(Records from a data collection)
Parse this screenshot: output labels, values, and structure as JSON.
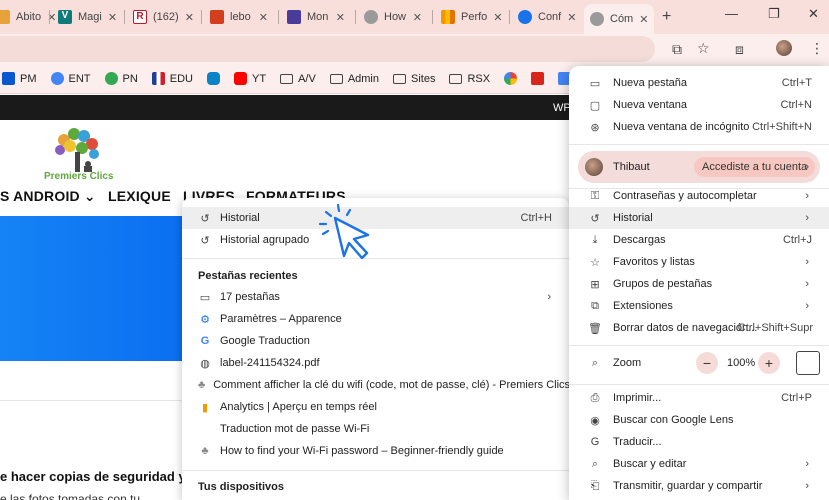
{
  "tabs": [
    {
      "label": "Abito",
      "color": "#e8a23c"
    },
    {
      "label": "Magi",
      "color": "#0f7b7b"
    },
    {
      "label": "(162)",
      "color": "#c0182a"
    },
    {
      "label": "lebo",
      "color": "#d13f1f"
    },
    {
      "label": "Mon",
      "color": "#4a3d9a"
    },
    {
      "label": "How",
      "color": "#777777"
    },
    {
      "label": "Perfo",
      "color": "#f29900"
    },
    {
      "label": "Conf",
      "color": "#1a73e8"
    },
    {
      "label": "Cóm",
      "color": "#777777",
      "active": true
    }
  ],
  "bookmarks": [
    {
      "label": "PM",
      "color": "#0b57d0"
    },
    {
      "label": "ENT",
      "color": "#4285f4"
    },
    {
      "label": "PN",
      "color": "#34a853"
    },
    {
      "label": "EDU",
      "color": "#1d3f96"
    },
    {
      "label": "",
      "color": "#0a84c6"
    },
    {
      "label": "YT",
      "color": "#ff0000"
    },
    {
      "label": "A/V",
      "folder": true
    },
    {
      "label": "Admin",
      "folder": true
    },
    {
      "label": "Sites",
      "folder": true
    },
    {
      "label": "RSX",
      "folder": true
    },
    {
      "label": "",
      "color": "#e94f8a"
    },
    {
      "label": "",
      "color": "#d9261c"
    },
    {
      "label": "GT",
      "color": "#4285f4"
    }
  ],
  "page": {
    "admin_bar_text": "WP",
    "logo_text": "Premiers Clics",
    "nav": [
      "S ANDROID ⌄",
      "LEXIQUE",
      "LIVRES",
      "FORMATEURS"
    ],
    "heading": "e hacer copias de seguridad y",
    "subtext": "e las fotos tomadas con tu"
  },
  "history_menu": {
    "items": [
      {
        "icon": "↺",
        "label": "Historial",
        "shortcut": "Ctrl+H",
        "highlight": true
      },
      {
        "icon": "↺",
        "label": "Historial agrupado"
      }
    ],
    "recent_tabs_heading": "Pestañas recientes",
    "recent": [
      {
        "icon": "▭",
        "label": "17 pestañas",
        "arrow": true
      },
      {
        "icon": "⚙",
        "label": "Paramètres – Apparence"
      },
      {
        "icon": "G",
        "label": "Google Traduction"
      },
      {
        "icon": "◍",
        "label": "label-241154324.pdf"
      },
      {
        "icon": "♣",
        "label": "Comment afficher la clé du wifi (code, mot de passe, clé) - Premiers Clics"
      },
      {
        "icon": "▮",
        "label": "Analytics | Aperçu en temps réel"
      },
      {
        "icon": "",
        "label": "Traduction mot de passe Wi-Fi"
      },
      {
        "icon": "♣",
        "label": "How to find your Wi-Fi password – Beginner-friendly guide"
      }
    ],
    "devices_heading": "Tus dispositivos"
  },
  "chrome_menu": {
    "top": [
      {
        "icon": "▭",
        "label": "Nueva pestaña",
        "shortcut": "Ctrl+T"
      },
      {
        "icon": "▢",
        "label": "Nueva ventana",
        "shortcut": "Ctrl+N"
      },
      {
        "icon": "⊛",
        "label": "Nueva ventana de incógnito",
        "shortcut": "Ctrl+Shift+N"
      }
    ],
    "profile": {
      "name": "Thibaut",
      "action": "Accediste a tu cuenta"
    },
    "mid": [
      {
        "icon": "⚿",
        "label": "Contraseñas y autocompletar",
        "arrow": true
      },
      {
        "icon": "↺",
        "label": "Historial",
        "arrow": true,
        "highlight": true
      },
      {
        "icon": "⤓",
        "label": "Descargas",
        "shortcut": "Ctrl+J"
      },
      {
        "icon": "☆",
        "label": "Favoritos y listas",
        "arrow": true
      },
      {
        "icon": "⊞",
        "label": "Grupos de pestañas",
        "arrow": true
      },
      {
        "icon": "⧉",
        "label": "Extensiones",
        "arrow": true
      },
      {
        "icon": "🗑",
        "label": "Borrar datos de navegación...",
        "shortcut": "Ctrl+Shift+Supr"
      }
    ],
    "zoom": {
      "label": "Zoom",
      "value": "100%"
    },
    "bottom": [
      {
        "icon": "⎙",
        "label": "Imprimir...",
        "shortcut": "Ctrl+P"
      },
      {
        "icon": "◉",
        "label": "Buscar con Google Lens"
      },
      {
        "icon": "G",
        "label": "Traducir..."
      },
      {
        "icon": "⌕",
        "label": "Buscar y editar",
        "arrow": true
      },
      {
        "icon": "⎗",
        "label": "Transmitir, guardar y compartir",
        "arrow": true
      }
    ]
  }
}
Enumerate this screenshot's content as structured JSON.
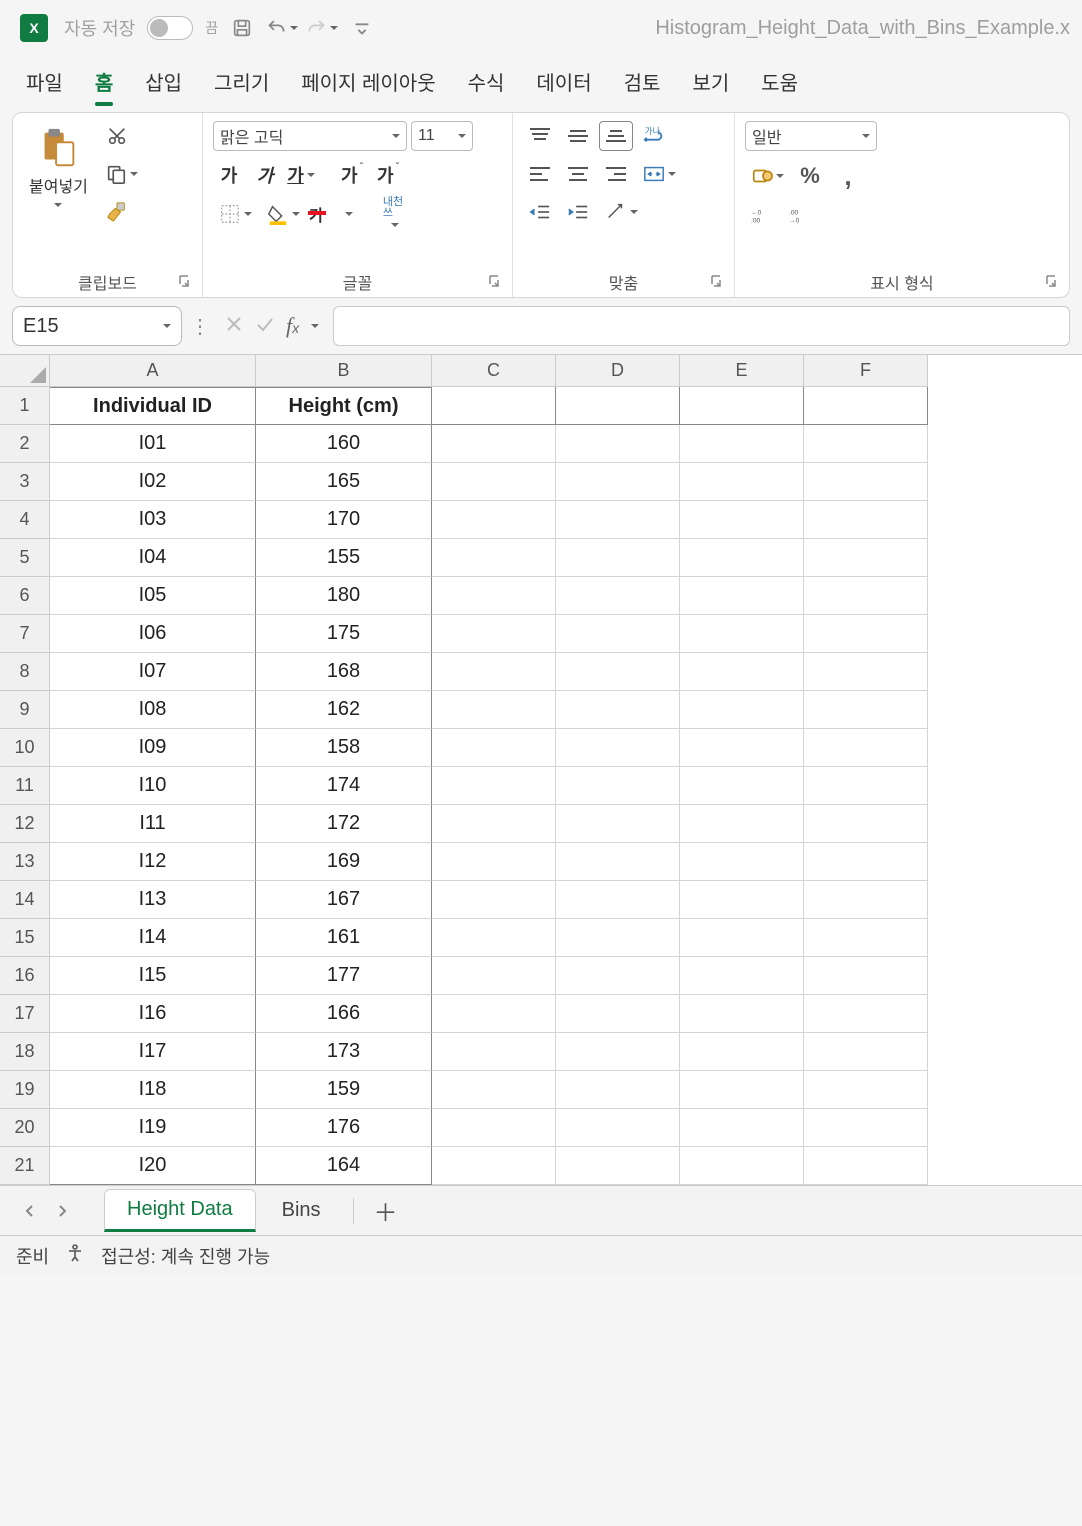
{
  "title": "Histogram_Height_Data_with_Bins_Example.x",
  "autosave_label": "자동 저장",
  "autosave_state": "끔",
  "ribbon_tabs": [
    "파일",
    "홈",
    "삽입",
    "그리기",
    "페이지 레이아웃",
    "수식",
    "데이터",
    "검토",
    "보기",
    "도움"
  ],
  "active_tab_index": 1,
  "clipboard": {
    "paste": "붙여넣기",
    "group_label": "클립보드"
  },
  "font": {
    "name": "맑은 고딕",
    "size": "11",
    "group_label": "글꼴",
    "indent_label": "내천\n쓰"
  },
  "alignment": {
    "group_label": "맞춤"
  },
  "number_format": {
    "name": "일반",
    "group_label": "표시 형식"
  },
  "namebox": "E15",
  "grid": {
    "columns": [
      "A",
      "B",
      "C",
      "D",
      "E",
      "F"
    ],
    "headers": [
      "Individual ID",
      "Height (cm)"
    ],
    "rows": [
      {
        "n": 1,
        "a": "Individual ID",
        "b": "Height (cm)",
        "hdr": true
      },
      {
        "n": 2,
        "a": "I01",
        "b": "160"
      },
      {
        "n": 3,
        "a": "I02",
        "b": "165"
      },
      {
        "n": 4,
        "a": "I03",
        "b": "170"
      },
      {
        "n": 5,
        "a": "I04",
        "b": "155"
      },
      {
        "n": 6,
        "a": "I05",
        "b": "180"
      },
      {
        "n": 7,
        "a": "I06",
        "b": "175"
      },
      {
        "n": 8,
        "a": "I07",
        "b": "168"
      },
      {
        "n": 9,
        "a": "I08",
        "b": "162"
      },
      {
        "n": 10,
        "a": "I09",
        "b": "158"
      },
      {
        "n": 11,
        "a": "I10",
        "b": "174"
      },
      {
        "n": 12,
        "a": "I11",
        "b": "172"
      },
      {
        "n": 13,
        "a": "I12",
        "b": "169"
      },
      {
        "n": 14,
        "a": "I13",
        "b": "167"
      },
      {
        "n": 15,
        "a": "I14",
        "b": "161"
      },
      {
        "n": 16,
        "a": "I15",
        "b": "177"
      },
      {
        "n": 17,
        "a": "I16",
        "b": "166"
      },
      {
        "n": 18,
        "a": "I17",
        "b": "173"
      },
      {
        "n": 19,
        "a": "I18",
        "b": "159"
      },
      {
        "n": 20,
        "a": "I19",
        "b": "176"
      },
      {
        "n": 21,
        "a": "I20",
        "b": "164"
      }
    ]
  },
  "sheet_tabs": [
    "Height Data",
    "Bins"
  ],
  "active_sheet_index": 0,
  "status": {
    "ready": "준비",
    "accessibility": "접근성: 계속 진행 가능"
  }
}
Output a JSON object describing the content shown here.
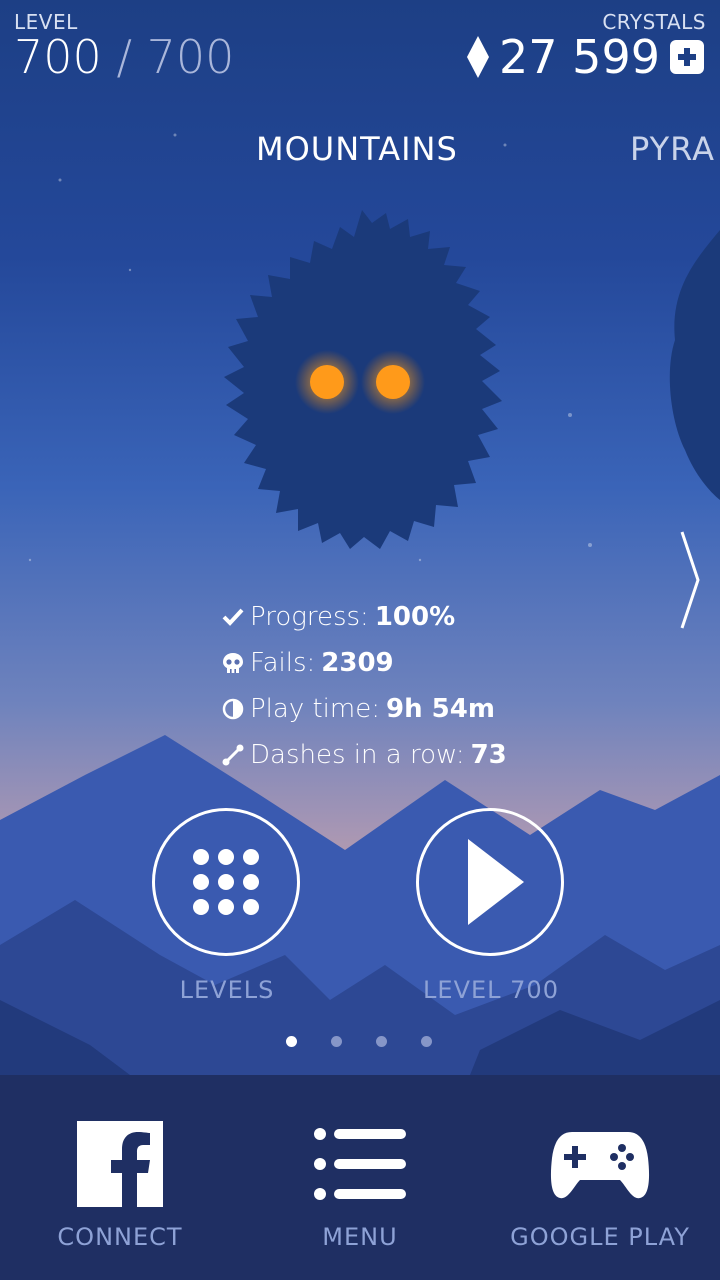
{
  "hud": {
    "level_label": "LEVEL",
    "level_current": "700",
    "level_separator": "/",
    "level_max": "700",
    "crystals_label": "CRYSTALS",
    "crystals_value": "27 599"
  },
  "worlds": {
    "current": "MOUNTAINS",
    "next_partial": "PYRA"
  },
  "stats": {
    "progress_label": "Progress:",
    "progress_value": "100%",
    "fails_label": "Fails:",
    "fails_value": "2309",
    "playtime_label": "Play time:",
    "playtime_value": "9h 54m",
    "dashes_label": "Dashes in a row:",
    "dashes_value": "73"
  },
  "buttons": {
    "levels_label": "LEVELS",
    "play_label": "LEVEL 700"
  },
  "pager": {
    "total": 4,
    "active": 1
  },
  "bottom_bar": {
    "connect_label": "CONNECT",
    "menu_label": "MENU",
    "google_play_label": "GOOGLE PLAY"
  },
  "icons": [
    "diamond-icon",
    "plus-icon",
    "check-icon",
    "skull-icon",
    "clock-icon",
    "dash-icon",
    "grid-icon",
    "play-icon",
    "facebook-icon",
    "menu-icon",
    "gamepad-icon",
    "chevron-right-icon"
  ],
  "colors": {
    "eyes": "#ff9a1a",
    "monster": "#1b3a7a",
    "bottom_bar": "#1f2f63",
    "label_muted": "#8ea2d6"
  }
}
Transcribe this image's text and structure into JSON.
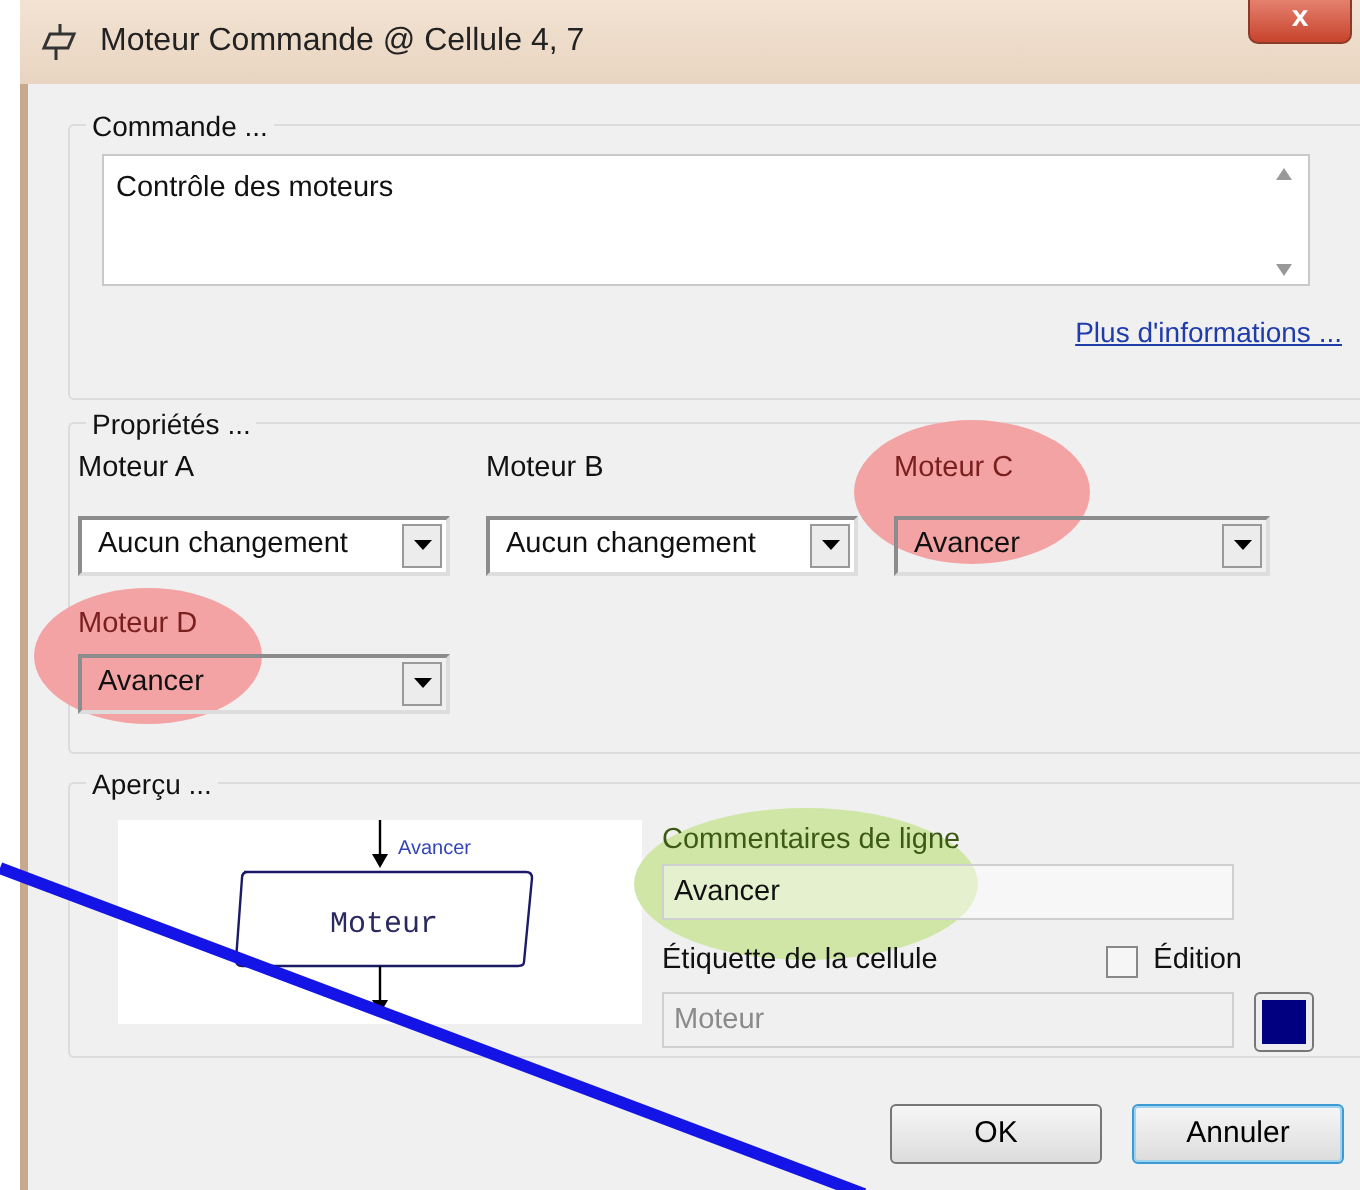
{
  "window": {
    "title": "Moteur Commande @ Cellule 4, 7",
    "close": "x"
  },
  "commande": {
    "legend": "Commande ...",
    "text": "Contrôle des moteurs",
    "link": "Plus d'informations ..."
  },
  "proprietes": {
    "legend": "Propriétés ...",
    "motors": [
      {
        "label": "Moteur A",
        "value": "Aucun changement"
      },
      {
        "label": "Moteur B",
        "value": "Aucun changement"
      },
      {
        "label": "Moteur C",
        "value": "Avancer",
        "color": "#f3a3a3"
      },
      {
        "label": "Moteur D",
        "value": "Avancer",
        "color": "#f3a3a3"
      }
    ]
  },
  "apercu": {
    "legend": "Aperçu ...",
    "diagram": {
      "arrow_label": "Avancer",
      "block": "Moteur"
    },
    "comment": {
      "label": "Commentaires de ligne",
      "value": "Avancer",
      "color": "#cfe6a6"
    },
    "cell_label": {
      "label": "Étiquette de la cellule",
      "value": "Moteur",
      "disabled": true
    },
    "edition": {
      "label": "Édition",
      "checked": false
    },
    "swatch": {
      "color": "#000080"
    }
  },
  "buttons": [
    {
      "label": "OK",
      "focused": false
    },
    {
      "label": "Annuler",
      "focused": true
    }
  ],
  "annotations": [
    {
      "kind": "line",
      "color": "#1414e6"
    }
  ]
}
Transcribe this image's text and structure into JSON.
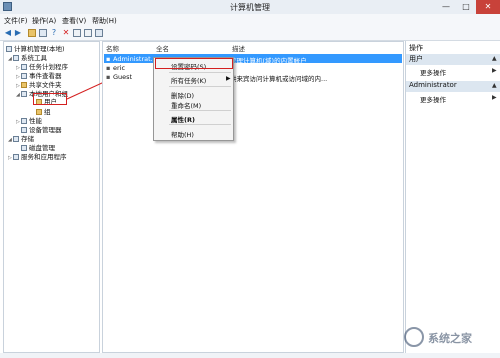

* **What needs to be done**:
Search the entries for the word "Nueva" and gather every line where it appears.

* **Reply to the exercise**:
        "label": "Nueva pestaña",
        "label": "Nueva ventana",
        "label": "Nueva ventana de incógnito",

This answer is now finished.